__Input data__:
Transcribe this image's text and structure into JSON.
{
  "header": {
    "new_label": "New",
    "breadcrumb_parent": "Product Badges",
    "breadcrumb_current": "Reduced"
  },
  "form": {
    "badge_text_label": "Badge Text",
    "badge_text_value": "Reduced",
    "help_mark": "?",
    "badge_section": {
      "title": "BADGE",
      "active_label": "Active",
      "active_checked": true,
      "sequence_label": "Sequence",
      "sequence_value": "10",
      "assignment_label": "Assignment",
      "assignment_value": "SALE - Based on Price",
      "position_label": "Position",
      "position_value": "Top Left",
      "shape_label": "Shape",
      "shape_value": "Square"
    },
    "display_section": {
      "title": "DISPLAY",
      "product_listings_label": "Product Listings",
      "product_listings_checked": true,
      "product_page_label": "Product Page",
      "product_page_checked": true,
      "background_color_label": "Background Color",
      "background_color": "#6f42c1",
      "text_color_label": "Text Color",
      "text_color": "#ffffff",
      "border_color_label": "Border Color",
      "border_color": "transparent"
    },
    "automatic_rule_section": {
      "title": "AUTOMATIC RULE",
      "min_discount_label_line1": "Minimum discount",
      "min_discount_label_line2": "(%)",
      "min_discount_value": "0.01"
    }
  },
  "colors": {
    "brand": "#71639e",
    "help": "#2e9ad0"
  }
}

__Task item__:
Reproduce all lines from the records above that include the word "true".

__Result of this task__:
      "active_checked": true,
      "product_listings_checked": true,
      "product_page_checked": true,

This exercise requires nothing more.